The basic idea behind Splice [2] is that a process which consumes certain data need not know which process produces it. In fact, there may be several producers. The consumer simply registers its interest by subscribing to a certain data sort. Next it will be able to read produced data items of this sort, where it can use keys and queries to filter the data stream on certain aspects (e.g. in an air traffic management system, on flight number or distance to the airport). Similarly, the producers need not know the consumers of their data.

In the rest of this section we consider several examples of simple programs using read and write primitives. The intended meaning of these primitives will vary per example, but the basic intention is that ${\tt Write}(d)$ writes the value of $d$ to the dataspace(s) and ${\tt Read}(x, q)$ asks the dataspace a query $q$ and assigns the answer of the dataspace to its variable $x$.

Typical for the applications built with Splice is that it is often not needed to ensure that all data will be consumed or that it will be consumed in the order it is produced, since there is usually a continuous stream of data available from the sensor. Moreover, there are often no strong consistency requirements on processes that consume the same data.

Hence, Splice provides a simple but powerful coordination scheme that requires little overhead. Nothing is guaranteed about the speed or order at which data items of producers become available for consumers.

For instance, in the program

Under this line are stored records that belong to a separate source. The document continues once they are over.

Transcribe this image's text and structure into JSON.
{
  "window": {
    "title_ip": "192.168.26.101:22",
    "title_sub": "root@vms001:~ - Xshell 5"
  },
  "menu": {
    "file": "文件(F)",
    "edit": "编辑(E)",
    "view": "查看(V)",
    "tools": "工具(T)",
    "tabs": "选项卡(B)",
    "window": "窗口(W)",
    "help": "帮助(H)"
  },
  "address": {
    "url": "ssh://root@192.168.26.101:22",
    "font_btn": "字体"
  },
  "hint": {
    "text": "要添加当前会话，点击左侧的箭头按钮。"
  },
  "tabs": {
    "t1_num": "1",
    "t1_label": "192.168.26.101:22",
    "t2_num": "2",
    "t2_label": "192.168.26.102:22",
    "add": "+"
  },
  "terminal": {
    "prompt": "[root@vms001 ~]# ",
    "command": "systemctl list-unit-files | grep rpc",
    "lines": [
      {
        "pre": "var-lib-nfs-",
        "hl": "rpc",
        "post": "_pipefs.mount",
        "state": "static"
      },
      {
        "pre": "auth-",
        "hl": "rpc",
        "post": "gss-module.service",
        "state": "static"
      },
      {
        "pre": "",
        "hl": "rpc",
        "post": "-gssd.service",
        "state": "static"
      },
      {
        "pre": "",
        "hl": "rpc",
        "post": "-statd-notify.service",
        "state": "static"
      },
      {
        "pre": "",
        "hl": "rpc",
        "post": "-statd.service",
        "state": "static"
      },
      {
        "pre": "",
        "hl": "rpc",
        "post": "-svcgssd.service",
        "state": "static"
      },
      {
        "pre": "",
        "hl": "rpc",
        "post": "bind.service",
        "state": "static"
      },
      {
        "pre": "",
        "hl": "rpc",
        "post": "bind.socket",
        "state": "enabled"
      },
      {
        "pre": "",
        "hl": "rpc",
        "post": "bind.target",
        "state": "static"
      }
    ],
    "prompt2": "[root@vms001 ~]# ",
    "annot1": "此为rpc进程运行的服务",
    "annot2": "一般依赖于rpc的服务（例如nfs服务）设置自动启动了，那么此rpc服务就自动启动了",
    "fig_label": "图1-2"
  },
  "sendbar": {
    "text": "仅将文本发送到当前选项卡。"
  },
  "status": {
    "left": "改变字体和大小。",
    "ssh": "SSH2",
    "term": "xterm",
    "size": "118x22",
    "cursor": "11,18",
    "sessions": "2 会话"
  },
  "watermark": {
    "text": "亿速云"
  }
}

\begin{displaymath}({\tt Write}(0) ~;~{\tt Write}(1)) ~\vert\vert~{\tt Read}(x,\mbox{\tt true}) \end{displaymath}

where the `read' command has a $\mbox{\tt true}$ query - to be able to read all data elements, it is possible that the value $1$ is already available for the `read'-command, whereas the value $0$ cannot be read yet.

But if, for instance, ordered messages are needed, sequence numbers can be included in the data and the reader might read with a query on the next sequence number. It is also possible (and often done in practice) to include a time-stamp in the data sort and to express in the query that the data has a recent time-stamp.

Given this basic idea, there are a large number of possible variations, especially concerning the syntax and the semantics of the read operations. We list a number of questions:

  1. Which queries can be formulated; a predicate on data items (e.g. ``a data item with time stamp greater than 10") or a predicate on the complete set of available data items (e.g. ``an available data item with maximal time stamp")?
  2. Does the read operation return the set of all available data items that satisfy the query or just one item?
  3. Does the read operation block if there is no item satisfying its query or is there an exception/error (or, e.g. the empty set in case a set is returned)?
  4. Is the set of available data items the same for all consumers at any moment or can this be different?


next up previous
Next: The goal of this Up: Introduction Previous: Context of the research
Roel Bloo 1999-11-26